(Editor’s note: The distance from Mili Atoll to Nauru is about 573 miles, and 498 miles from the Gilberts to Nauru.)
The note stated that she had gone down and been captured by the Japanese in the Marshall and Gilberts and she was hoping her note could be smuggled out by friendly natives. She and her navigator, “Newman” were held prisoners. Mother and daughter told Steve that the news was immediately reported to London.
But meanwhile, the local newspaper picked up the story and immediately went to press. As I recall Steve said the name of the paper was “The Pacific Inter-Island Express” or very near that. The paper was distributed throughout the protectorate islands. The two women had saved some of those papers and Steve personally read the account from one of the copies. (Editor’s note: Online searches found no trace of The Pacific Inter-Island Express or any publication remotely similar, but this doesn’t mean the newspaper didn’t exist.)
Within just a few days a message arrived from London classifying the story TOP SECRET. That set off a frantic search for all the papers that had been printed and sent to all the islands. It was done, since communications were slow and cumbersome then, and though the distances were great, the actual number of copies and readers was comparatively small. The security clamp was never rescinded and no further information on the subject ever reached Nauru despite requests for information.
A recent photo of Nauru. Note the landing strip at far right. Nauru International Airport serves as the main hub of the national carrier, Nauru Airlines, formerly known as Air Nauru. Flights originate in Brisbane, Australia, and are available from Nauru to Majuro, Nadi and Tarawa. As of January 2015, the population of Nauru was estimated at 10,436.

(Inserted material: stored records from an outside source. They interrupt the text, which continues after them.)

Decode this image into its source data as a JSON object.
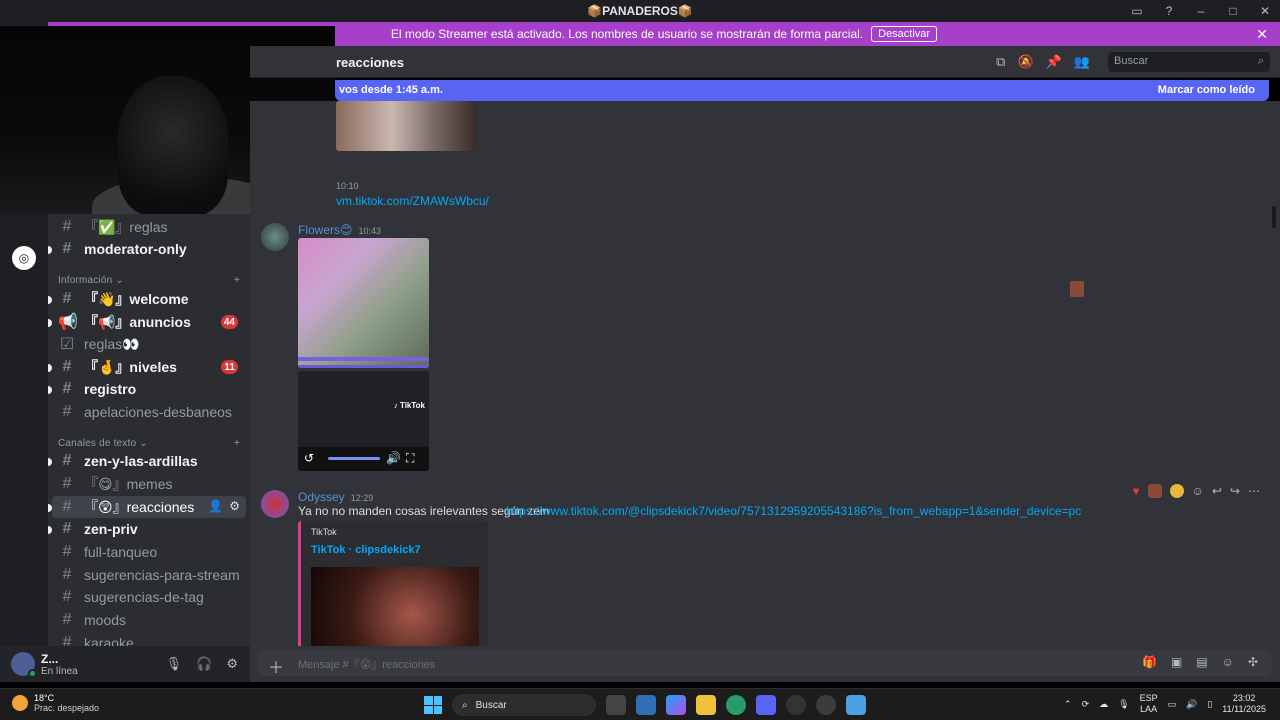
{
  "window": {
    "title": "📦PANADEROS📦"
  },
  "banner": {
    "text": "El modo Streamer está activado. Los nombres de usuario se mostrarán de forma parcial.",
    "button": "Desactivar",
    "close": "✕"
  },
  "header": {
    "channel": "reacciones",
    "search_placeholder": "Buscar"
  },
  "newbar": {
    "left": "vos desde 1:45 a.m.",
    "right": "Marcar como leído"
  },
  "sidebar": {
    "categories": [
      {
        "label": "Información ⌄"
      },
      {
        "label": "Canales de texto ⌄"
      }
    ],
    "channels": [
      {
        "name": "『✅』reglas"
      },
      {
        "name": "moderator-only"
      },
      {
        "name": "『👋』welcome"
      },
      {
        "name": "『📢』anuncios",
        "badge": "44"
      },
      {
        "name": "reglas👀"
      },
      {
        "name": "『🤞』niveles",
        "badge": "11"
      },
      {
        "name": "registro"
      },
      {
        "name": "apelaciones-desbaneos"
      },
      {
        "name": "zen-y-las-ardillas"
      },
      {
        "name": "『😋』memes"
      },
      {
        "name": "『😲』reacciones"
      },
      {
        "name": "zen-priv"
      },
      {
        "name": "full-tanqueo"
      },
      {
        "name": "sugerencias-para-stream"
      },
      {
        "name": "sugerencias-de-tag"
      },
      {
        "name": "moods"
      },
      {
        "name": "karaoke"
      }
    ]
  },
  "user": {
    "name": "Z...",
    "status": "En línea"
  },
  "messages": {
    "top_time": "10:10",
    "top_link": "vm.tiktok.com/ZMAWsWbcu/",
    "flowers": {
      "name": "Flowers😊",
      "time": "10:43"
    },
    "tiktok_label": "♪ TikTok",
    "odyssey": {
      "name": "Odyssey",
      "time": "12:29",
      "text": "Ya no no manden cosas irelevantes según zein",
      "link": "https://www.tiktok.com/@clipsdekick7/video/7571312959205543186?is_from_webapp=1&sender_device=pc",
      "embed_provider": "TikTok",
      "embed_title": "TikTok · clipsdekick7"
    }
  },
  "composer": {
    "placeholder": "Mensaje #『😲』reacciones"
  },
  "taskbar": {
    "temp": "18°C",
    "weather": "Prac. despejado",
    "search": "Buscar",
    "lang1": "ESP",
    "lang2": "LAA",
    "time": "23:02",
    "date": "11/11/2025"
  }
}
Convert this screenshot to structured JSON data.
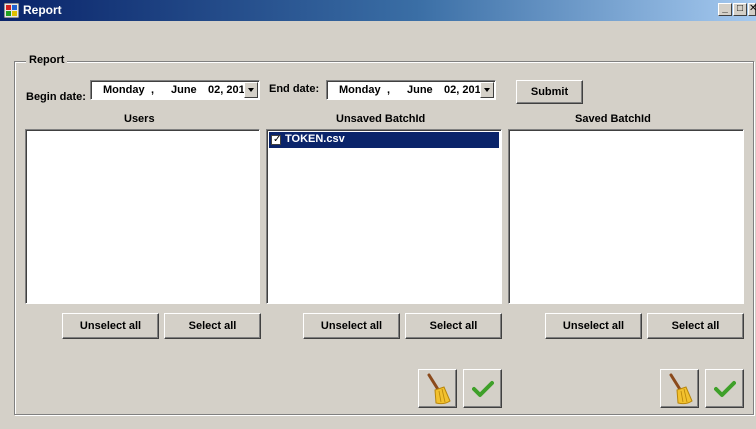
{
  "window": {
    "title": "Report",
    "minimize_glyph": "_",
    "restore_glyph": "□",
    "close_glyph": "✕"
  },
  "group": {
    "title": "Report"
  },
  "filters": {
    "begin_label": "Begin date:",
    "begin": {
      "day": "Monday",
      "sep": ",",
      "month": "June",
      "date": "02, 201"
    },
    "end_label": "End date:",
    "end": {
      "day": "Monday",
      "sep": ",",
      "month": "June",
      "date": "02, 201"
    },
    "submit_label": "Submit"
  },
  "panels": {
    "users": {
      "title": "Users",
      "unselect": "Unselect all",
      "select": "Select all"
    },
    "unsaved": {
      "title": "Unsaved BatchId",
      "unselect": "Unselect all",
      "select": "Select all",
      "items": [
        {
          "text": "TOKEN.csv",
          "checked": true
        }
      ]
    },
    "saved": {
      "title": "Saved BatchId",
      "unselect": "Unselect all",
      "select": "Select all"
    }
  },
  "icons": {
    "clear": "broom-icon",
    "confirm": "checkmark-icon"
  }
}
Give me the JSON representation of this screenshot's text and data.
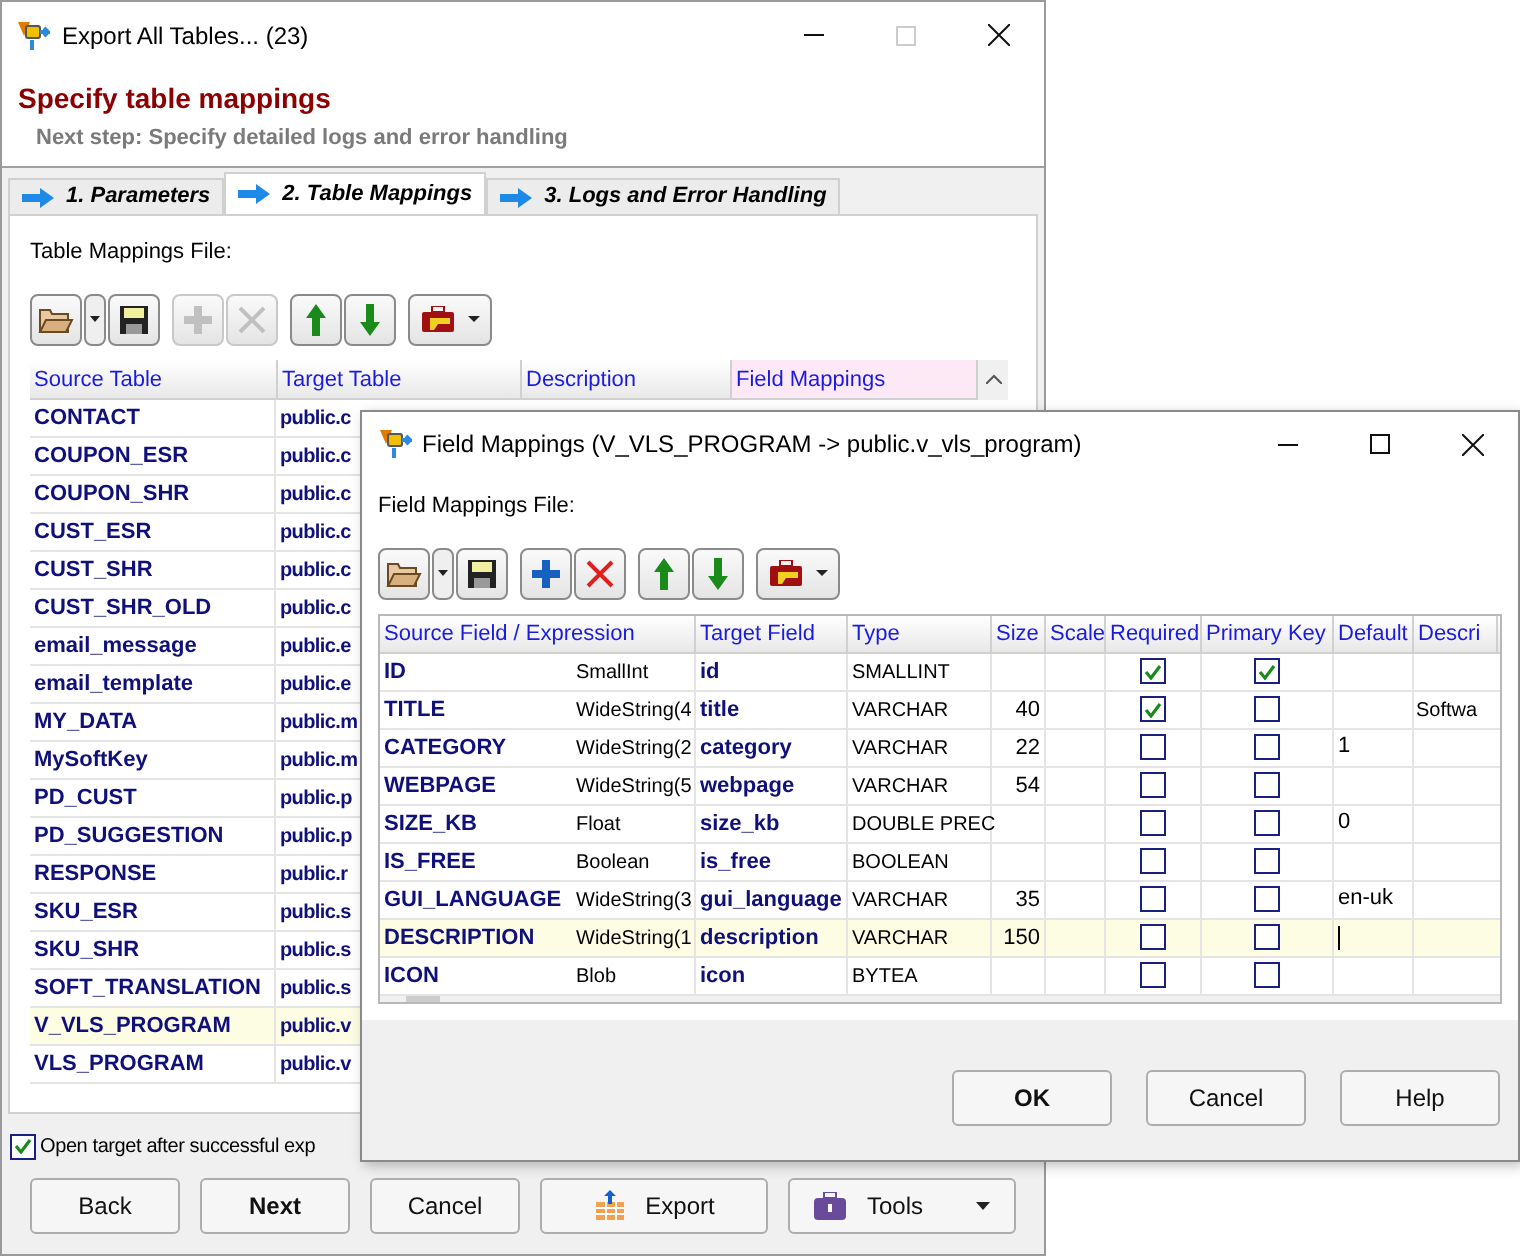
{
  "window": {
    "title": "Export All Tables... (23)"
  },
  "header": {
    "title": "Specify table mappings",
    "subtitle": "Next step: Specify detailed logs and error handling"
  },
  "tabs": [
    {
      "label": "1. Parameters",
      "selected": false
    },
    {
      "label": "2. Table Mappings",
      "selected": true
    },
    {
      "label": "3. Logs and Error Handling",
      "selected": false
    }
  ],
  "file_label": "Table Mappings File:",
  "table": {
    "columns": [
      "Source Table",
      "Target Table",
      "Description",
      "Field Mappings"
    ],
    "rows": [
      {
        "source": "CONTACT",
        "target": "public.c",
        "selected": false
      },
      {
        "source": "COUPON_ESR",
        "target": "public.c",
        "selected": false
      },
      {
        "source": "COUPON_SHR",
        "target": "public.c",
        "selected": false
      },
      {
        "source": "CUST_ESR",
        "target": "public.c",
        "selected": false
      },
      {
        "source": "CUST_SHR",
        "target": "public.c",
        "selected": false
      },
      {
        "source": "CUST_SHR_OLD",
        "target": "public.c",
        "selected": false
      },
      {
        "source": "email_message",
        "target": "public.e",
        "selected": false
      },
      {
        "source": "email_template",
        "target": "public.e",
        "selected": false
      },
      {
        "source": "MY_DATA",
        "target": "public.m",
        "selected": false
      },
      {
        "source": "MySoftKey",
        "target": "public.m",
        "selected": false
      },
      {
        "source": "PD_CUST",
        "target": "public.p",
        "selected": false
      },
      {
        "source": "PD_SUGGESTION",
        "target": "public.p",
        "selected": false
      },
      {
        "source": "RESPONSE",
        "target": "public.r",
        "selected": false
      },
      {
        "source": "SKU_ESR",
        "target": "public.s",
        "selected": false
      },
      {
        "source": "SKU_SHR",
        "target": "public.s",
        "selected": false
      },
      {
        "source": "SOFT_TRANSLATION",
        "target": "public.s",
        "selected": false
      },
      {
        "source": "V_VLS_PROGRAM",
        "target": "public.v",
        "selected": true
      },
      {
        "source": "VLS_PROGRAM",
        "target": "public.v",
        "selected": false
      }
    ]
  },
  "open_target": {
    "label": "Open target after successful exp",
    "checked": true
  },
  "buttons": [
    "Back",
    "Next",
    "Cancel",
    "Export",
    "Tools"
  ],
  "dialog": {
    "title": "Field Mappings (V_VLS_PROGRAM -> public.v_vls_program)",
    "file_label": "Field Mappings File:",
    "columns": [
      "Source Field / Expression",
      "Target Field",
      "Type",
      "Size",
      "Scale",
      "Required",
      "Primary Key",
      "Default",
      "Descri"
    ],
    "rows": [
      {
        "source": "ID",
        "source_type": "SmallInt",
        "target": "id",
        "type": "SMALLINT",
        "size": "",
        "default": "",
        "description": "",
        "required": true,
        "primary_key": true,
        "selected": false
      },
      {
        "source": "TITLE",
        "source_type": "WideString(4",
        "target": "title",
        "type": "VARCHAR",
        "size": "40",
        "default": "",
        "description": "Softwa",
        "required": true,
        "primary_key": false,
        "selected": false
      },
      {
        "source": "CATEGORY",
        "source_type": "WideString(2",
        "target": "category",
        "type": "VARCHAR",
        "size": "22",
        "default": "1",
        "description": "",
        "required": false,
        "primary_key": false,
        "selected": false
      },
      {
        "source": "WEBPAGE",
        "source_type": "WideString(5",
        "target": "webpage",
        "type": "VARCHAR",
        "size": "54",
        "default": "",
        "description": "",
        "required": false,
        "primary_key": false,
        "selected": false
      },
      {
        "source": "SIZE_KB",
        "source_type": "Float",
        "target": "size_kb",
        "type": "DOUBLE PREC",
        "size": "",
        "default": "0",
        "description": "",
        "required": false,
        "primary_key": false,
        "selected": false
      },
      {
        "source": "IS_FREE",
        "source_type": "Boolean",
        "target": "is_free",
        "type": "BOOLEAN",
        "size": "",
        "default": "",
        "description": "",
        "required": false,
        "primary_key": false,
        "selected": false
      },
      {
        "source": "GUI_LANGUAGE",
        "source_type": "WideString(3",
        "target": "gui_language",
        "type": "VARCHAR",
        "size": "35",
        "default": "en-uk",
        "description": "",
        "required": false,
        "primary_key": false,
        "selected": false
      },
      {
        "source": "DESCRIPTION",
        "source_type": "WideString(1",
        "target": "description",
        "type": "VARCHAR",
        "size": "150",
        "default": "",
        "description": "",
        "required": false,
        "primary_key": false,
        "selected": true
      },
      {
        "source": "ICON",
        "source_type": "Blob",
        "target": "icon",
        "type": "BYTEA",
        "size": "",
        "default": "",
        "description": "",
        "required": false,
        "primary_key": false,
        "selected": false
      }
    ],
    "buttons": [
      "OK",
      "Cancel",
      "Help"
    ]
  }
}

We decided that Steve should tell the story to our Bomb Group Intelligence Officer immediately upon our return to Guadalcanal and I’m sure Steve did so although I didn’t go with him. Nothing more was heard of it and we really didn’t expect that after the war the story would break. I did write the Pentagon after a few months of peace, and the reply tersely only said there was no record of such an incident.
Steve and I kept in touch. As time passed we concluded that the Allies were intent on making good and dependable friends of the Japanese and didn’t want to open old wounds with bad publicity. We wrote the whole thing off as diplomatic expediency and figured the story would forever be suppressed.
Picking up this cold trail now would involve tremendous research effort. The Freedom of Information Act would not be useful since the story would be in British archives. There may be no references to it in U.S. records. There is a fair chance the daughter is still alive and still under orders to suppress. As I write this, in 1994, I would presume she would be around 70-73 years old. Steve died some 10 years ago.
Considering the relationship now existing between Britain, the U.S. and Japan, I would bet there is no way the information will ever be divulged. There have been many stories and theories expounded over the years concerning Amelia’s disappearance. Many of them contain deductions that mesh very well with this story. I firmly believe this is what really happened.